A fly in the ointment
– Doctor, Doctor, there’s a fly in the ointment!
– Yes, he’s recovering from a nasty soup burn.
“A fly in the ointment” is a minor detail that causes major irritation.
The phrase has evolved from its biblical origins in Ecclesiastes:
“Dead flies cause the ointment of the apothecary to send forth a stinking savour: so doth a little folly him that is in reputation for wisdom and honour.” (Ecclesiastes 10:1)
The King James Bible renders it “The ointment of the apothecary” as though this were the work of the pharmacist. But in biblical terms, these words refer almost universally to the ointment of the priests.
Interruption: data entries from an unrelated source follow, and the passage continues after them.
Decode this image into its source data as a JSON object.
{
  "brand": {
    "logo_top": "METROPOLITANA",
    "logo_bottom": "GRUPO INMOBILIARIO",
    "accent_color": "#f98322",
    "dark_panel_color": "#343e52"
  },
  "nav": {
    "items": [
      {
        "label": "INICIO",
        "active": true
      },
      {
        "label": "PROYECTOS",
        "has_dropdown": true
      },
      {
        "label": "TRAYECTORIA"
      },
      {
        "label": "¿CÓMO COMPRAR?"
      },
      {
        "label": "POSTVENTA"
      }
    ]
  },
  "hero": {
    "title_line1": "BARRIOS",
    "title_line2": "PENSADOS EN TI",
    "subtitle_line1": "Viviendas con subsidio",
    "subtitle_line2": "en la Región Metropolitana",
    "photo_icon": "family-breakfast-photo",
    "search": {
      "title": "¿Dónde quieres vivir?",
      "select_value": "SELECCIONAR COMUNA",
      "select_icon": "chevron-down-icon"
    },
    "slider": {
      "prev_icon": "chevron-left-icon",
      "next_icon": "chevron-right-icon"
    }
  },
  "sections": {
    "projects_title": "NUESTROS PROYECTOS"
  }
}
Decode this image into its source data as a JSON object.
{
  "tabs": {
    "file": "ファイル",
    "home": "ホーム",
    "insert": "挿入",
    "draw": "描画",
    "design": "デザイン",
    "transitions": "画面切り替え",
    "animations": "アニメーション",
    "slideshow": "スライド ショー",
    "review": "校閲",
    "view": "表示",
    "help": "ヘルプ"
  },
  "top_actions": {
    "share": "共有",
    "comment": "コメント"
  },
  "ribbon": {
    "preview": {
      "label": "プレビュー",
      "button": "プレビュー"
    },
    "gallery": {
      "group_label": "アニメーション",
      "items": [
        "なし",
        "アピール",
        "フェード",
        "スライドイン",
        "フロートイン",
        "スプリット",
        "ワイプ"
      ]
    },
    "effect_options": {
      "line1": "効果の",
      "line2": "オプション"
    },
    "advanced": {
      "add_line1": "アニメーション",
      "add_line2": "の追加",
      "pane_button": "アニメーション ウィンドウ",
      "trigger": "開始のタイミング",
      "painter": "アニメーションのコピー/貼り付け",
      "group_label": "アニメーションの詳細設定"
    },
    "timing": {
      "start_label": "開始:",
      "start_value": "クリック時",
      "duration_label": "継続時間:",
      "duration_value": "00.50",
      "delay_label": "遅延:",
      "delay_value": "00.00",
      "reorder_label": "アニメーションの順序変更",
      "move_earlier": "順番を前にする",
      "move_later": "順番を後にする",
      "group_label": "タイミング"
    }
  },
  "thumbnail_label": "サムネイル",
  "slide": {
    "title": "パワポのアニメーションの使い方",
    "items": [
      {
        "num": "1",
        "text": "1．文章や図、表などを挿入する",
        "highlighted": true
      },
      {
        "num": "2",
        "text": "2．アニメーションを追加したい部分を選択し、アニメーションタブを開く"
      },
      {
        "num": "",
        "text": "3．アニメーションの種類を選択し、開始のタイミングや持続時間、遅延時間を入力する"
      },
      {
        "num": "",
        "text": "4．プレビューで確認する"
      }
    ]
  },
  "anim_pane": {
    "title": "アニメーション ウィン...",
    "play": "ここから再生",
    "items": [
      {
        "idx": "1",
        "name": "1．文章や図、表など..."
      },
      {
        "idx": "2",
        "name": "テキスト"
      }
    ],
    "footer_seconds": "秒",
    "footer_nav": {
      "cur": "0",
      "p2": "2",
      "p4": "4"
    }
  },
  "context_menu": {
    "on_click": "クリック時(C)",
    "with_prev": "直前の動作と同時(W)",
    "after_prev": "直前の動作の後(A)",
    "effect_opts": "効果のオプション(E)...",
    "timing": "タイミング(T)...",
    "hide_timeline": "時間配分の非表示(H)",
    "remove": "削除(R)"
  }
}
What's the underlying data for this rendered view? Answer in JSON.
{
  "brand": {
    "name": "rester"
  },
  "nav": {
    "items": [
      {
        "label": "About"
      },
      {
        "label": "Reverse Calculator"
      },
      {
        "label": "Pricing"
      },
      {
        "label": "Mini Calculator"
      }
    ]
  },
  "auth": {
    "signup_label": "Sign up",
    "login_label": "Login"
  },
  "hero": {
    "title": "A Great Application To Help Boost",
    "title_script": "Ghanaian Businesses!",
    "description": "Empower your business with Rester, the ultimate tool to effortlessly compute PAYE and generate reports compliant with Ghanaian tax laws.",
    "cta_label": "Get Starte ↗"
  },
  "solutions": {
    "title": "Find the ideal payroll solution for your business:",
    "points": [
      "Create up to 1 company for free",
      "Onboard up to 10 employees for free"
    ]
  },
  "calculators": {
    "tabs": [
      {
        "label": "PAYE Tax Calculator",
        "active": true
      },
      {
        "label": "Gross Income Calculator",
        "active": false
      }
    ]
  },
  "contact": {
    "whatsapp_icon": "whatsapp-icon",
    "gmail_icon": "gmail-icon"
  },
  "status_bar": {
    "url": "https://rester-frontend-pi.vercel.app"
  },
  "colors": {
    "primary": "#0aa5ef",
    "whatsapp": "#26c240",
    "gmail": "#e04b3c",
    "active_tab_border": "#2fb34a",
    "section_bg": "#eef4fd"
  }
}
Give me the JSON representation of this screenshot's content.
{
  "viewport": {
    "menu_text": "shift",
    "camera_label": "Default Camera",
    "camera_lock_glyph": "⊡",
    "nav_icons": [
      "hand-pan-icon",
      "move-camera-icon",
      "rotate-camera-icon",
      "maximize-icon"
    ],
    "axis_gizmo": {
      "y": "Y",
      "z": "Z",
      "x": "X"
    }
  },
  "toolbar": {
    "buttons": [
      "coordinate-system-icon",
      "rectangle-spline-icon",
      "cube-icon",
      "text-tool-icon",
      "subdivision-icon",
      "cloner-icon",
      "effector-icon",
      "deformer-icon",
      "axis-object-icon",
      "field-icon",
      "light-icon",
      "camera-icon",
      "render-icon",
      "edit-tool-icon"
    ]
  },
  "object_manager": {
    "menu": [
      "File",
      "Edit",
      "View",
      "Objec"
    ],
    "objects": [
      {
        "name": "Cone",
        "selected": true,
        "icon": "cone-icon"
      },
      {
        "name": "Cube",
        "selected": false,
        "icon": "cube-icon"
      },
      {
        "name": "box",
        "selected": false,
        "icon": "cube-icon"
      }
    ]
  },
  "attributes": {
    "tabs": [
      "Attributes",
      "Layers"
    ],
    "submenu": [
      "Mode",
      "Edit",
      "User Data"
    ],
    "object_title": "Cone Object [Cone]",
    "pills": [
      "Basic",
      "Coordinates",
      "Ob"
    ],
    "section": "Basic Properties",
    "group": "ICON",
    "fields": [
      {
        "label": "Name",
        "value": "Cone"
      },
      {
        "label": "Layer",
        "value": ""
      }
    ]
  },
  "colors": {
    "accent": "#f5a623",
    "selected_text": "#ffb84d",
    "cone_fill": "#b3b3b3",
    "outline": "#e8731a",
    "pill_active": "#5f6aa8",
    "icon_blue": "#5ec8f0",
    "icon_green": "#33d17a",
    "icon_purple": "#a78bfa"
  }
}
This is the perfumed ointment you’d find in the temple: literally, the scented “oil” which is being ruined by the stench of death.
But in Ecclesiastes 10 there is a problem. One who is meant to be wise and honourable, acts foolishly instead. Usually it’s kings who are described as wise and honourable – but here is a priestly king whose rule is ruined by folly. It might seem like only a little folly. But then the fly in the ointment is only a little fly. A small intruder ruins the oil of blessing. Instead of life flowing down, it is death that spreads.
And so it was with Adam. He was meant to rule in wisdom and honour. But through his folly he spread death everywhere. Far from slight, his eating of the forbidden fruit was the ultimate fly in the ultimate ointment. Life should have flowed out from that garden but, through sin, it was death that spread from Adam.
Thank God for a true Ruler in wisdom and honour. This King is also our High Priest. And as Hebrews declares,
“such an high priest became us, who is holy, harmless, undefiled, separate from sinners, and made higher than the heavens.” (Hebrews 7:26)
And so, through Christ, the undefiled oil of His Spirit flows out for the blessing of the world.